very well done :slight_smile: its very convincing, and to those who are saying about the circular blur…
picasso wasnt exactly realistic, but was an artist MYRS doesnt have to make everything realistic because he too is an artist…
fair enough?
i like it to be honest, it creates a nice focal point in the centre :slight_smile:

ps. is there any chance of you realeasing one of your finished works to the community, maybe on a look and learn type license so it cant be reproduced but can be studied, as you seem to make blender as accesible as mainstream 3d apps with ease? i just think it would be a benefit to those learning:) thanks you for considering :slight_smile:

All smokes, vapor trials etc are postprocessed. Also colour balanced, blur (every kind) added etc after rendering. Model was rendered without background. Kerkythea has no alpha channel pass possible, so need to use some tricks to get it. So render+render alpha+background were mounted together in postprocess. This technique gives very high control level on your final image.

About PS. Who knowns, maybe soon… :wink:

I have no problem with using a blur “artistically” to enhance the feeling of motion, I just feel that in this case using a centralized circular blur is a poor artistic choice because the feeling it conveys is that the viewer and/or subject is spinning about a point above the center of the blur, and for me that breaks the sense of immersion in the image. By the same token, the fact that the other jet is not blurred also breaks the illusion, because it’s completely inconsistent with the context of the scene.

Even artistic choices have to be made with a sense of contributing to the overall unity of the image, both in visual and in conceptual content.
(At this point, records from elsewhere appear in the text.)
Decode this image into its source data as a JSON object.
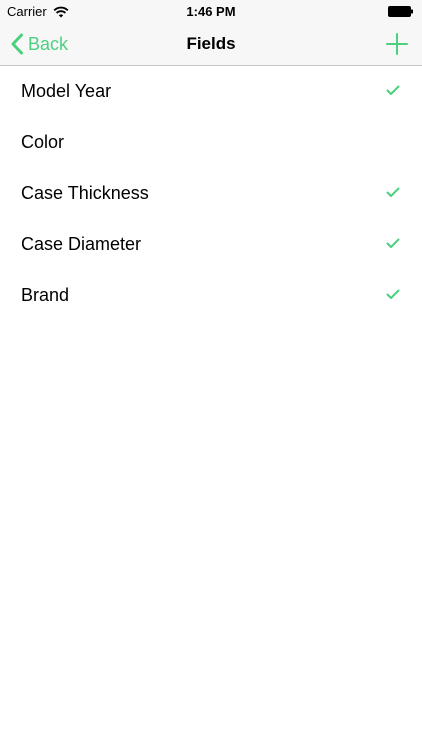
{
  "status": {
    "carrier": "Carrier",
    "time": "1:46 PM"
  },
  "nav": {
    "back_label": "Back",
    "title": "Fields"
  },
  "accent_color": "#4cd080",
  "fields": [
    {
      "label": "Model Year",
      "checked": true
    },
    {
      "label": "Color",
      "checked": false
    },
    {
      "label": "Case Thickness",
      "checked": true
    },
    {
      "label": "Case Diameter",
      "checked": true
    },
    {
      "label": "Brand",
      "checked": true
    }
  ]
}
I find it rather amazing that so many artists on this board tout and flout the idea of “photorealism” and “realism” and “realistic pictures”, yet when told of an impression that there’s a break in that sense of realism, simply back up and punt by saying “it’s artistic” or “I didn’t want it that way.”

I think it looks realistic enough… the blur seems right enough for a hectic turn from that point of view. Really nice!

It depend on what you understand as “overall unity of the image”, cause I think that it is very subjective term. Focusing and spining effect was planed and it is part of image concept, so I can say: yes, overall unity is preserved. If you feel spining and focusing that’s great: it is what I planed you to feel. I know perfect that in reality plane should crash after such spining, but I want auditory to believe, that it will no crash, that it is normal but very fast turn. And, cause so far your opinion about circular blur is the only one negative I suppose that most viewers accepted my concept.

Don’t get me wrong: I really appreciate your opinion - it is very important to get also such comments. I always analyse it and if accept - try to use in practice. Simply this time disagree with you and stay with my opinion.:slight_smile:

Don’t think I was slamming the image, mrys, overall I think it’s pretty well-done, I just think it could be stronger if the blur and some of the other “effects” were more consistent with the actuality of such a scene.

Much of my response may be due to experience, not with jets, but in low-flying small aircraft and helis, hanging out shooting 16mm film in Alaska many years ago. Hard to forget seeing the landscape sweep past during a hard bank, or shooting the shoreline from just above pontoon level during a lake landing. Lotsa blur, you betcha. Luckily no spins though!

Over all I think this is a pretty effective scene. There’s a definitive feeling of movement going on and the modeling and the texturing are great.

The radial blur is really up to the artist, but I’d have to disagree with this composition. I find the placement of the distant plane very distracting. I think moving it or eliminating it altogether would greatly improve the image.

But don’t get me wrong – don’t think I don’t think this is fantastic. It’s very well done.

An interesting approach would be to animate the model along a fairly true-to-life flight path with the camera following its POV, then use Motion Blur in the rendering. You wouldn’t even need the jet in place, for that matter, since it’s heavily composited anyway. A handful of frames and you have a “pre-blurred” choice.